## ABOUT THIS TASK
Report each line of the entries that includes "kind" by copying it.

Data about app and page elements:
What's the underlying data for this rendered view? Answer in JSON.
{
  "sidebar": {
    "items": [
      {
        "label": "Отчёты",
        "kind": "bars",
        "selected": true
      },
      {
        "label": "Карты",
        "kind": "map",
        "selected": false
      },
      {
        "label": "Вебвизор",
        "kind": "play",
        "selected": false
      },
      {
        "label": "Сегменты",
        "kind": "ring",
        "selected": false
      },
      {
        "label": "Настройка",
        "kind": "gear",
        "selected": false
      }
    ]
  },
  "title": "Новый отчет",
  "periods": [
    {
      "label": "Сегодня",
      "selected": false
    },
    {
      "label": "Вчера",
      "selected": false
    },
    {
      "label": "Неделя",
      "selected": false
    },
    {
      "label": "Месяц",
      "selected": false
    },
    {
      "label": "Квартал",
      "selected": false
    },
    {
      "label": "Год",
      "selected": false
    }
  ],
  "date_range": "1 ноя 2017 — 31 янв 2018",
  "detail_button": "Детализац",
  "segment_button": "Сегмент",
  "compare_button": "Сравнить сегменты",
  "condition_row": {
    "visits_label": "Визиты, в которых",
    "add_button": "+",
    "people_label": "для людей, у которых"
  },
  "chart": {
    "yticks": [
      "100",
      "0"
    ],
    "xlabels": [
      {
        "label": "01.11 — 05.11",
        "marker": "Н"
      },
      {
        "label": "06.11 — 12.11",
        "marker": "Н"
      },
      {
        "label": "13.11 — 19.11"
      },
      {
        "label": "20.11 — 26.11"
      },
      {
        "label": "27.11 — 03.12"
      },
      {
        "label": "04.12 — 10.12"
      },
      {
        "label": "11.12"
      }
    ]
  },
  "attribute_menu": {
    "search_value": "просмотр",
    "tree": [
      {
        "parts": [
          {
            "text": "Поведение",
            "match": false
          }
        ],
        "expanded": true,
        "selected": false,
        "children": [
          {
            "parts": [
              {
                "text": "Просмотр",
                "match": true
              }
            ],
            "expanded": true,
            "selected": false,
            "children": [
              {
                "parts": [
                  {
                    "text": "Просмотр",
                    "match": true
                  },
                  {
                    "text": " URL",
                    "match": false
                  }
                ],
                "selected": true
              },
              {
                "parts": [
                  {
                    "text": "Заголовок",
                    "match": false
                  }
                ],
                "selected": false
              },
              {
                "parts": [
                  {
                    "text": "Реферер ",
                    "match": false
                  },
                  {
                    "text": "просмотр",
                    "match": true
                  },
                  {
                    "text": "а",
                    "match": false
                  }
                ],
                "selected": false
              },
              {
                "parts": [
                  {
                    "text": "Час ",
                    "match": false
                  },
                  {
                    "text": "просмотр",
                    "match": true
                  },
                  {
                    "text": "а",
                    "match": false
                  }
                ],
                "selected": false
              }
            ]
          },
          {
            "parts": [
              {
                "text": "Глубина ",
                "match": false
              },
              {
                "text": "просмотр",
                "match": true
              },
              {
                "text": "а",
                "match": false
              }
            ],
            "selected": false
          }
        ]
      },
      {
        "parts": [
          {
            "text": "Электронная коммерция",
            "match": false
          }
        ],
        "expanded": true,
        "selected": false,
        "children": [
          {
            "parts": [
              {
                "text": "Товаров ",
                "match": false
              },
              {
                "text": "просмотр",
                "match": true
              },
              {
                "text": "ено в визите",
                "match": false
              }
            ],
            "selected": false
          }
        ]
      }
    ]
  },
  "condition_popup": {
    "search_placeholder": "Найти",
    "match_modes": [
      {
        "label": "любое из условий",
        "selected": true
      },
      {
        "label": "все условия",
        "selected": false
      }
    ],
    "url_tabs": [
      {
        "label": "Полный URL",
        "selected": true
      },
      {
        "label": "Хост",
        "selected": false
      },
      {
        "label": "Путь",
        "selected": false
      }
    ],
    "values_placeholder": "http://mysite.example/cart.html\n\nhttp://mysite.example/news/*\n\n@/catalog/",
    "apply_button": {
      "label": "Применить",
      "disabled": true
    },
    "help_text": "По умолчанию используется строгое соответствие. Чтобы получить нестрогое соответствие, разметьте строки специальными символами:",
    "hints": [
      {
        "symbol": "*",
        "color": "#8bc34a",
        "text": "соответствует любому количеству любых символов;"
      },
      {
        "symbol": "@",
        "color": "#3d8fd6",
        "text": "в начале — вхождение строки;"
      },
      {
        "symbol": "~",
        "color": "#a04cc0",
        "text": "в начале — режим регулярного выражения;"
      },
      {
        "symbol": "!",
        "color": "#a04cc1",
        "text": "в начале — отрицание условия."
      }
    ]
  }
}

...

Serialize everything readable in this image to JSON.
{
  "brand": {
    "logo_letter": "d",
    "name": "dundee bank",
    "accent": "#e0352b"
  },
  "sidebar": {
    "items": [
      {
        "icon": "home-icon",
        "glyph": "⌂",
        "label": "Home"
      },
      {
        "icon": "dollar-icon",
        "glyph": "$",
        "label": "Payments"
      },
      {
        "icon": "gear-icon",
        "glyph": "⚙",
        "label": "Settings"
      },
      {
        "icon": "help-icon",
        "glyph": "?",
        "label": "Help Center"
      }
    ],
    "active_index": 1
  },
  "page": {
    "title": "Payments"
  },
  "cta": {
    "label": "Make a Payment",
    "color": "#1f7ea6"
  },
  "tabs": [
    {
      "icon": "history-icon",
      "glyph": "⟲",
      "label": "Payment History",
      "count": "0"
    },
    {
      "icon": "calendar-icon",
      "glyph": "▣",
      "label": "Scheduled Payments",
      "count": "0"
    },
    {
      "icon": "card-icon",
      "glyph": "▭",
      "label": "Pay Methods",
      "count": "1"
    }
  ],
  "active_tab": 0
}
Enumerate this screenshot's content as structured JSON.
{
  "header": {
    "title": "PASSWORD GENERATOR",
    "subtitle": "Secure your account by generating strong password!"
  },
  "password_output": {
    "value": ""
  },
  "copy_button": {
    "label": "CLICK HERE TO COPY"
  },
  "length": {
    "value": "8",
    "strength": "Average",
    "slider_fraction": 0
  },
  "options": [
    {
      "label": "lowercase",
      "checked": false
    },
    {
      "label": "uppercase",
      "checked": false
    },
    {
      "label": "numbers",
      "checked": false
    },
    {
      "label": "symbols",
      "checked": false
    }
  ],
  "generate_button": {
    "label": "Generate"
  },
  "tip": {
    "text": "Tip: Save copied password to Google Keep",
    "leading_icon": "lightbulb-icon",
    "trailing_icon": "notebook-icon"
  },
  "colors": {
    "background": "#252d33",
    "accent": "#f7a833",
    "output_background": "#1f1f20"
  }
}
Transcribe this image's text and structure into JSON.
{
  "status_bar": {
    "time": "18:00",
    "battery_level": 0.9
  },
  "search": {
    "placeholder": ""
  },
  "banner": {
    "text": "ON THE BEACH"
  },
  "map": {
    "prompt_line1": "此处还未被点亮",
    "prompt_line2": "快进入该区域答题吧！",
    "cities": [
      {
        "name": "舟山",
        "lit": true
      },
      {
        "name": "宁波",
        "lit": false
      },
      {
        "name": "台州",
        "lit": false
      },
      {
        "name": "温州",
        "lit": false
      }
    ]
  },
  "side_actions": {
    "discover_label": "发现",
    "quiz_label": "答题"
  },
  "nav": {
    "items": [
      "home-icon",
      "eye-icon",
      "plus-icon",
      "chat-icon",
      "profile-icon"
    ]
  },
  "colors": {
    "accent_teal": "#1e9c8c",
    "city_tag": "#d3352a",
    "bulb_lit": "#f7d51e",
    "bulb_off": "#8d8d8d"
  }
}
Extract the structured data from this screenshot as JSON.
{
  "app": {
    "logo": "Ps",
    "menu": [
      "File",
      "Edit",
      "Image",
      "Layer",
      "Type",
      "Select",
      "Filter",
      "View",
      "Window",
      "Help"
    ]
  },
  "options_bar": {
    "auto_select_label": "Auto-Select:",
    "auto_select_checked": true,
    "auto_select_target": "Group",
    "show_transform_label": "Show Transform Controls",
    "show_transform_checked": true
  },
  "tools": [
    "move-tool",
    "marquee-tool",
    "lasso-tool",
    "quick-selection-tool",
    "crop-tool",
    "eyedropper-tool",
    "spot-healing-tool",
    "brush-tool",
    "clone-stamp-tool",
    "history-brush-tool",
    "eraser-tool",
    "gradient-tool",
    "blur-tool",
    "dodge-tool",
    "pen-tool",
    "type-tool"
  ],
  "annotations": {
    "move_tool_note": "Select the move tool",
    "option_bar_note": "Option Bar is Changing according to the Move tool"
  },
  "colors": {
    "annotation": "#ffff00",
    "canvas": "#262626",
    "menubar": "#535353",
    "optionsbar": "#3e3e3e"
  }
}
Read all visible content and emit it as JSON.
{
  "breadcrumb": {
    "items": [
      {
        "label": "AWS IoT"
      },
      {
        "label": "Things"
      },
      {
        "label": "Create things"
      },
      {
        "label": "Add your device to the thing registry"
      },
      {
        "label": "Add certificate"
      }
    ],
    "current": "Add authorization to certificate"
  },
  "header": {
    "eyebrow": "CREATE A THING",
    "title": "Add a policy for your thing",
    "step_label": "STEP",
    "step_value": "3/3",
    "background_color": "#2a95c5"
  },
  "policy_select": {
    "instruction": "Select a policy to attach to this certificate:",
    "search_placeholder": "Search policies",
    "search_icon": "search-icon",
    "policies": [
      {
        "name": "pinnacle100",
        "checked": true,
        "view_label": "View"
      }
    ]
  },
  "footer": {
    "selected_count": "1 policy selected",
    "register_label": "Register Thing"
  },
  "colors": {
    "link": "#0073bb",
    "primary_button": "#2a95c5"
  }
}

## TASK SOLUTION
        "kind": "bars",
        "kind": "map",
        "kind": "play",
        "kind": "ring",
        "kind": "gear",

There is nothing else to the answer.